REQUIREMENT – Each entry is to be retyped exactly as it appears. Leave the images out.

**********

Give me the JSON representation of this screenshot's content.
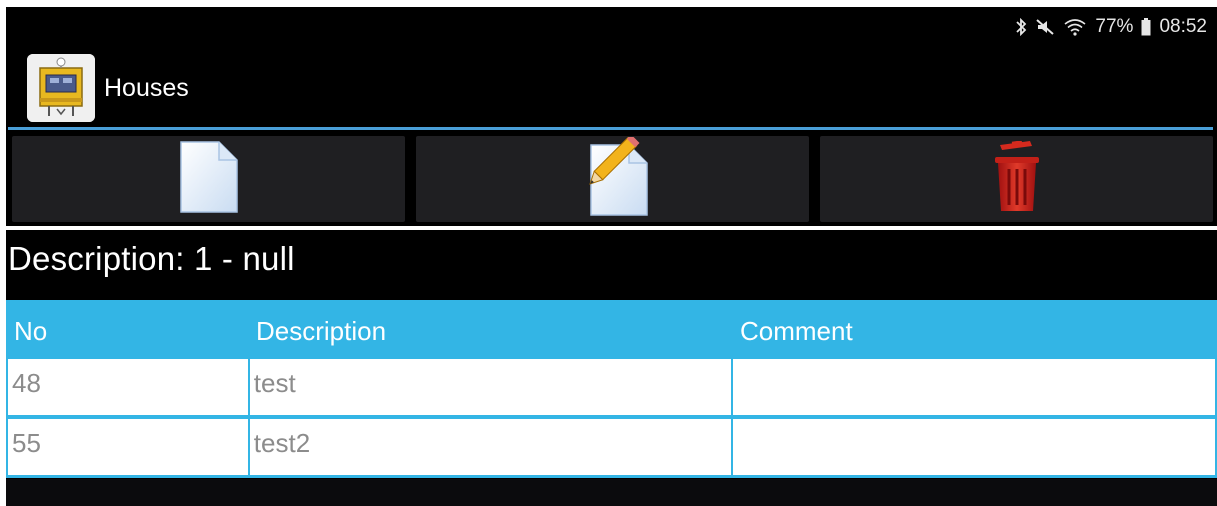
{
  "status_bar": {
    "battery": "77%",
    "time": "08:52",
    "icons": [
      "bluetooth-icon",
      "mute-icon",
      "wifi-icon",
      "battery-icon"
    ]
  },
  "app_bar": {
    "title": "Houses",
    "icon": "house-app-icon"
  },
  "toolbar": {
    "buttons": [
      {
        "name": "new",
        "icon": "new-document-icon"
      },
      {
        "name": "edit",
        "icon": "edit-document-icon"
      },
      {
        "name": "delete",
        "icon": "trash-icon"
      }
    ]
  },
  "description": {
    "text": "Description: 1 - null"
  },
  "table": {
    "columns": [
      "No",
      "Description",
      "Comment"
    ],
    "rows": [
      {
        "no": "48",
        "description": "test",
        "comment": ""
      },
      {
        "no": "55",
        "description": "test2",
        "comment": ""
      }
    ]
  },
  "colors": {
    "accent": "#33b5e5",
    "rule": "#4a9fd8",
    "background": "#000000",
    "delete_red": "#d42a1e"
  }
}
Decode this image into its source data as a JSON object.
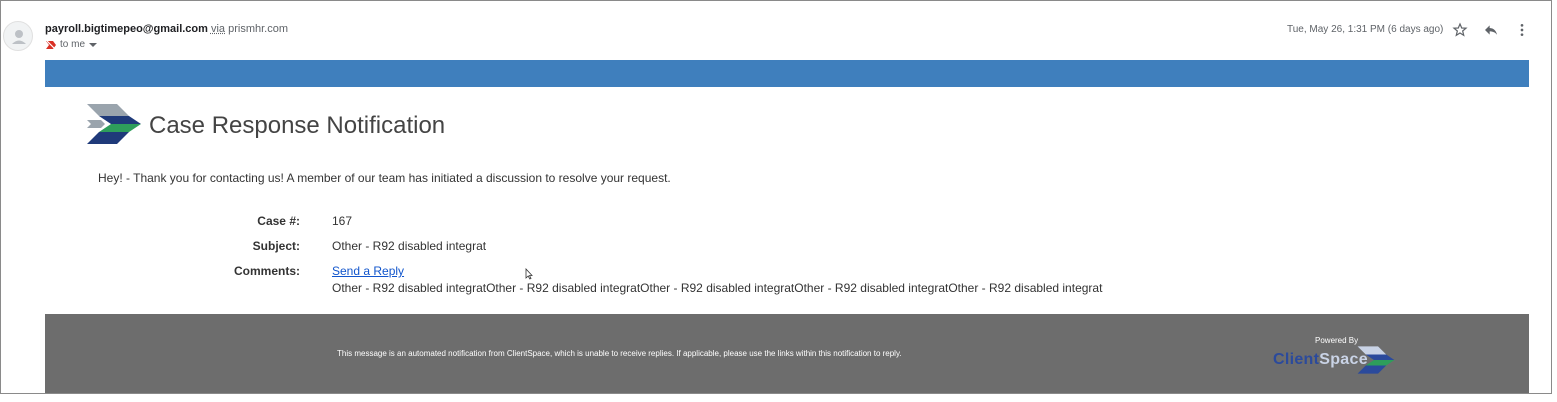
{
  "email": {
    "sender": "payroll.bigtimepeo@gmail.com",
    "via_label": "via",
    "via_domain": "prismhr.com",
    "recipient": "to me",
    "date": "Tue, May 26, 1:31 PM (6 days ago)"
  },
  "notification": {
    "title": "Case Response Notification",
    "intro": "Hey! - Thank you for contacting us! A member of our team has initiated a discussion to resolve your request.",
    "fields": {
      "case_label": "Case #:",
      "case_value": "167",
      "subject_label": "Subject:",
      "subject_value": "Other - R92 disabled integrat",
      "comments_label": "Comments:",
      "reply_link": "Send a Reply",
      "comments_value": "Other - R92 disabled integratOther - R92 disabled integratOther - R92 disabled integratOther - R92 disabled integratOther - R92 disabled integrat"
    }
  },
  "footer": {
    "message": "This message is an automated notification from ClientSpace, which is unable to receive replies. If applicable, please use the links within this notification to reply.",
    "powered_by": "Powered By",
    "brand_client": "Client",
    "brand_space": "Space"
  },
  "colors": {
    "band": "#3f7fbd",
    "footer": "#6d6d6d",
    "link": "#1155cc",
    "logo_navy": "#1f3a7a",
    "logo_green": "#2e9e5b",
    "logo_gray": "#9aa4ad"
  },
  "icons": [
    "avatar-icon",
    "important-marker-icon",
    "dropdown-arrow-icon",
    "star-icon",
    "reply-icon",
    "more-vert-icon",
    "cursor-icon"
  ]
}
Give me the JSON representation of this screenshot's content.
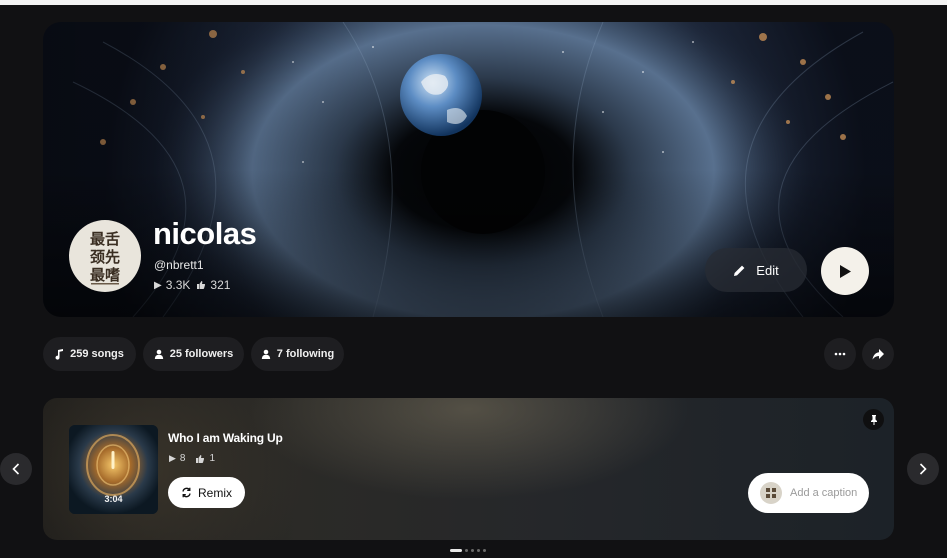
{
  "profile": {
    "name": "nicolas",
    "handle": "@nbrett1",
    "plays": "3.3K",
    "likes": "321",
    "avatar_text": [
      "最舌",
      "颈先",
      "最嗜"
    ],
    "edit_label": "Edit"
  },
  "stats": {
    "songs": "259 songs",
    "followers": "25 followers",
    "following": "7 following"
  },
  "song": {
    "title": "Who I am Waking Up",
    "plays": "8",
    "likes": "1",
    "duration": "3:04",
    "remix_label": "Remix",
    "caption_placeholder": "Add a caption"
  },
  "carousel": {
    "total": 5,
    "active_index": 0
  },
  "icons": {
    "play": "play-icon",
    "like": "thumbs-up-icon",
    "edit": "pencil-icon",
    "note": "music-note-icon",
    "user": "user-icon",
    "more": "more-horizontal-icon",
    "share": "share-icon",
    "pin": "pin-icon",
    "remix": "remix-icon",
    "prev": "chevron-left-icon",
    "next": "chevron-right-icon"
  },
  "colors": {
    "background": "#111113",
    "pill": "#1e1e21",
    "play_button": "#f4f1ea"
  }
}
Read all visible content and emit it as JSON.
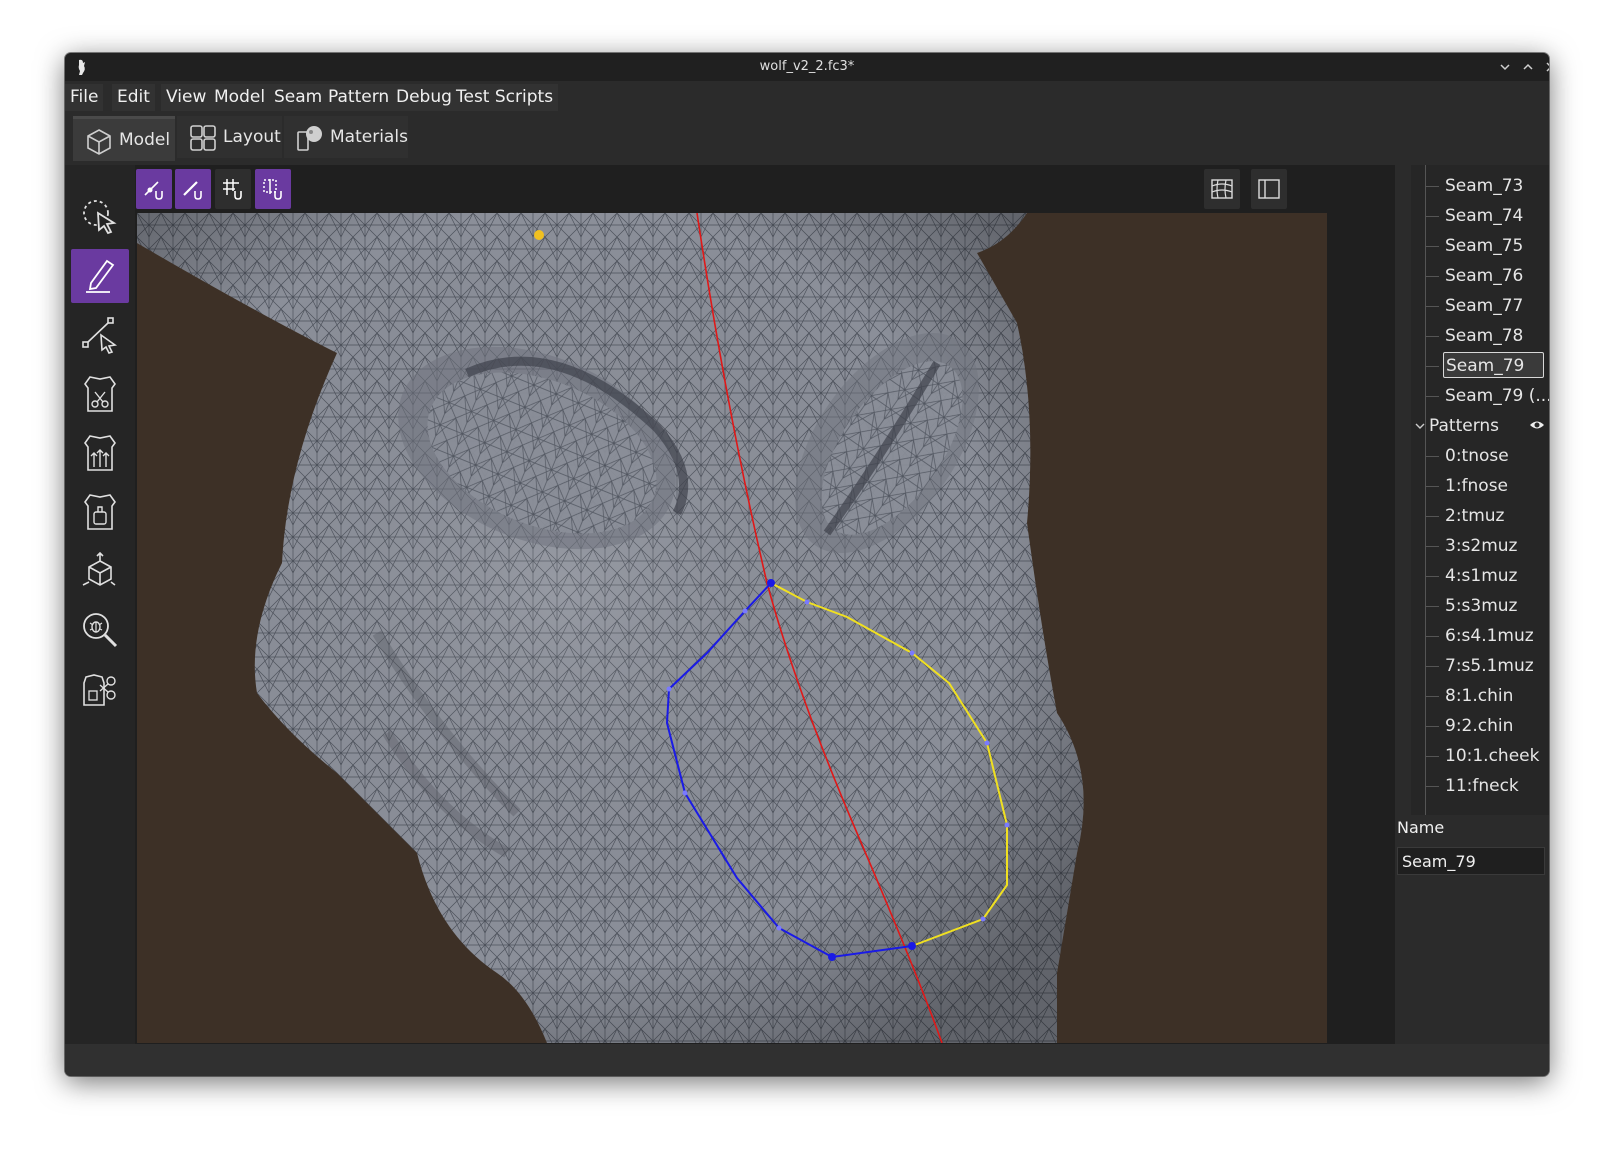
{
  "window": {
    "title": "wolf_v2_2.fc3*"
  },
  "menu": [
    "File",
    "Edit",
    "View",
    "Model",
    "Seam",
    "Pattern",
    "Debug",
    "Test Scripts"
  ],
  "tabs": [
    {
      "label": "Model",
      "icon": "cube-icon",
      "active": true
    },
    {
      "label": "Layout",
      "icon": "grid-layout-icon",
      "active": false
    },
    {
      "label": "Materials",
      "icon": "materials-icon",
      "active": false
    }
  ],
  "left_tools": [
    {
      "name": "select-tool",
      "icon": "lasso-cursor-icon",
      "active": false
    },
    {
      "name": "draw-seam-tool",
      "icon": "pencil-icon",
      "active": true
    },
    {
      "name": "edit-path-tool",
      "icon": "path-cursor-icon",
      "active": false
    },
    {
      "name": "cut-pattern-tool",
      "icon": "pattern-scissors-icon",
      "active": false
    },
    {
      "name": "pattern-arrows-tool",
      "icon": "pattern-arrows-icon",
      "active": false
    },
    {
      "name": "pattern-piece-tool",
      "icon": "pattern-piece-icon",
      "active": false
    },
    {
      "name": "transform-tool",
      "icon": "transform-cube-icon",
      "active": false
    },
    {
      "name": "inspect-tool",
      "icon": "magnify-bug-icon",
      "active": false
    },
    {
      "name": "cut-pieces-tool",
      "icon": "scissors-pieces-icon",
      "active": false
    }
  ],
  "viewport_tools": [
    {
      "name": "snap-vertex",
      "icon": "snap-vertex-icon",
      "active": true
    },
    {
      "name": "snap-edge",
      "icon": "snap-edge-icon",
      "active": true
    },
    {
      "name": "snap-grid",
      "icon": "snap-grid-icon",
      "active": false
    },
    {
      "name": "snap-bounds",
      "icon": "snap-bounds-icon",
      "active": true
    }
  ],
  "viewport_right_tools": [
    {
      "name": "view-mesh",
      "icon": "mesh-view-icon"
    },
    {
      "name": "toggle-panel",
      "icon": "panel-toggle-icon"
    }
  ],
  "tree": {
    "seams": [
      "Seam_73",
      "Seam_74",
      "Seam_75",
      "Seam_76",
      "Seam_77",
      "Seam_78",
      "Seam_79",
      "Seam_79 (..."
    ],
    "selected": "Seam_79",
    "patterns_group": "Patterns",
    "patterns": [
      "0:tnose",
      "1:fnose",
      "2:tmuz",
      "3:s2muz",
      "4:s1muz",
      "5:s3muz",
      "6:s4.1muz",
      "7:s5.1muz",
      "8:1.chin",
      "9:2.chin",
      "10:1.cheek",
      "11:fneck"
    ]
  },
  "properties": {
    "name_label": "Name",
    "name_value": "Seam_79"
  },
  "colors": {
    "accent": "#6a3aa0",
    "viewport_bg": "#3d3026",
    "mesh": "#8a8e98",
    "seam_red": "#e01818",
    "seam_blue": "#1a1ae6",
    "seam_yellow": "#f0e020"
  }
}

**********

ANSWER SECTION –
Give me the JSON representation of this screenshot's content.
{
  "status_bar": {
    "battery": "77%",
    "time": "08:52",
    "icons": [
      "bluetooth-icon",
      "mute-icon",
      "wifi-icon",
      "battery-icon"
    ]
  },
  "app_bar": {
    "title": "Houses",
    "icon": "house-app-icon"
  },
  "toolbar": {
    "buttons": [
      {
        "name": "new",
        "icon": "new-document-icon"
      },
      {
        "name": "edit",
        "icon": "edit-document-icon"
      },
      {
        "name": "delete",
        "icon": "trash-icon"
      }
    ]
  },
  "description": {
    "text": "Description: 1 - null"
  },
  "table": {
    "columns": [
      "No",
      "Description",
      "Comment"
    ],
    "rows": [
      {
        "no": "48",
        "description": "test",
        "comment": ""
      },
      {
        "no": "55",
        "description": "test2",
        "comment": ""
      }
    ]
  },
  "colors": {
    "accent": "#33b5e5",
    "rule": "#4a9fd8",
    "background": "#000000",
    "delete_red": "#d42a1e"
  }
}
Decode this image into its source data as a JSON object.
{
  "email": {
    "sender": "payroll.bigtimepeo@gmail.com",
    "via_label": "via",
    "via_domain": "prismhr.com",
    "recipient": "to me",
    "date": "Tue, May 26, 1:31 PM (6 days ago)"
  },
  "notification": {
    "title": "Case Response Notification",
    "intro": "Hey! - Thank you for contacting us! A member of our team has initiated a discussion to resolve your request.",
    "fields": {
      "case_label": "Case #:",
      "case_value": "167",
      "subject_label": "Subject:",
      "subject_value": "Other - R92 disabled integrat",
      "comments_label": "Comments:",
      "reply_link": "Send a Reply",
      "comments_value": "Other - R92 disabled integratOther - R92 disabled integratOther - R92 disabled integratOther - R92 disabled integratOther - R92 disabled integrat"
    }
  },
  "footer": {
    "message": "This message is an automated notification from ClientSpace, which is unable to receive replies. If applicable, please use the links within this notification to reply.",
    "powered_by": "Powered By",
    "brand_client": "Client",
    "brand_space": "Space"
  },
  "colors": {
    "band": "#3f7fbd",
    "footer": "#6d6d6d",
    "link": "#1155cc",
    "logo_navy": "#1f3a7a",
    "logo_green": "#2e9e5b",
    "logo_gray": "#9aa4ad"
  },
  "icons": [
    "avatar-icon",
    "important-marker-icon",
    "dropdown-arrow-icon",
    "star-icon",
    "reply-icon",
    "more-vert-icon",
    "cursor-icon"
  ]
}
Give me the JSON representation of this screenshot's content.
{
  "profile": {
    "name": "nicolas",
    "handle": "@nbrett1",
    "plays": "3.3K",
    "likes": "321",
    "avatar_text": [
      "最舌",
      "颈先",
      "最嗜"
    ],
    "edit_label": "Edit"
  },
  "stats": {
    "songs": "259 songs",
    "followers": "25 followers",
    "following": "7 following"
  },
  "song": {
    "title": "Who I am Waking Up",
    "plays": "8",
    "likes": "1",
    "duration": "3:04",
    "remix_label": "Remix",
    "caption_placeholder": "Add a caption"
  },
  "carousel": {
    "total": 5,
    "active_index": 0
  },
  "icons": {
    "play": "play-icon",
    "like": "thumbs-up-icon",
    "edit": "pencil-icon",
    "note": "music-note-icon",
    "user": "user-icon",
    "more": "more-horizontal-icon",
    "share": "share-icon",
    "pin": "pin-icon",
    "remix": "remix-icon",
    "prev": "chevron-left-icon",
    "next": "chevron-right-icon"
  },
  "colors": {
    "background": "#111113",
    "pill": "#1e1e21",
    "play_button": "#f4f1ea"
  }
}
Read all visible content and emit it as JSON.
{
  "window": {
    "title": "wolf_v2_2.fc3*"
  },
  "menu": [
    "File",
    "Edit",
    "View",
    "Model",
    "Seam",
    "Pattern",
    "Debug",
    "Test Scripts"
  ],
  "tabs": [
    {
      "label": "Model",
      "icon": "cube-icon",
      "active": true
    },
    {
      "label": "Layout",
      "icon": "grid-layout-icon",
      "active": false
    },
    {
      "label": "Materials",
      "icon": "materials-icon",
      "active": false
    }
  ],
  "left_tools": [
    {
      "name": "select-tool",
      "icon": "lasso-cursor-icon",
      "active": false
    },
    {
      "name": "draw-seam-tool",
      "icon": "pencil-icon",
      "active": true
    },
    {
      "name": "edit-path-tool",
      "icon": "path-cursor-icon",
      "active": false
    },
    {
      "name": "cut-pattern-tool",
      "icon": "pattern-scissors-icon",
      "active": false
    },
    {
      "name": "pattern-arrows-tool",
      "icon": "pattern-arrows-icon",
      "active": false
    },
    {
      "name": "pattern-piece-tool",
      "icon": "pattern-piece-icon",
      "active": false
    },
    {
      "name": "transform-tool",
      "icon": "transform-cube-icon",
      "active": false
    },
    {
      "name": "inspect-tool",
      "icon": "magnify-bug-icon",
      "active": false
    },
    {
      "name": "cut-pieces-tool",
      "icon": "scissors-pieces-icon",
      "active": false
    }
  ],
  "viewport_tools": [
    {
      "name": "snap-vertex",
      "icon": "snap-vertex-icon",
      "active": true
    },
    {
      "name": "snap-edge",
      "icon": "snap-edge-icon",
      "active": true
    },
    {
      "name": "snap-grid",
      "icon": "snap-grid-icon",
      "active": false
    },
    {
      "name": "snap-bounds",
      "icon": "snap-bounds-icon",
      "active": true
    }
  ],
  "viewport_right_tools": [
    {
      "name": "view-mesh",
      "icon": "mesh-view-icon"
    },
    {
      "name": "toggle-panel",
      "icon": "panel-toggle-icon"
    }
  ],
  "tree": {
    "seams": [
      "Seam_73",
      "Seam_74",
      "Seam_75",
      "Seam_76",
      "Seam_77",
      "Seam_78",
      "Seam_79",
      "Seam_79 (..."
    ],
    "selected": "Seam_79",
    "patterns_group": "Patterns",
    "patterns": [
      "0:tnose",
      "1:fnose",
      "2:tmuz",
      "3:s2muz",
      "4:s1muz",
      "5:s3muz",
      "6:s4.1muz",
      "7:s5.1muz",
      "8:1.chin",
      "9:2.chin",
      "10:1.cheek",
      "11:fneck"
    ]
  },
  "properties": {
    "name_label": "Name",
    "name_value": "Seam_79"
  },
  "colors": {
    "accent": "#6a3aa0",
    "viewport_bg": "#3d3026",
    "mesh": "#8a8e98",
    "seam_red": "#e01818",
    "seam_blue": "#1a1ae6",
    "seam_yellow": "#f0e020"
  }
}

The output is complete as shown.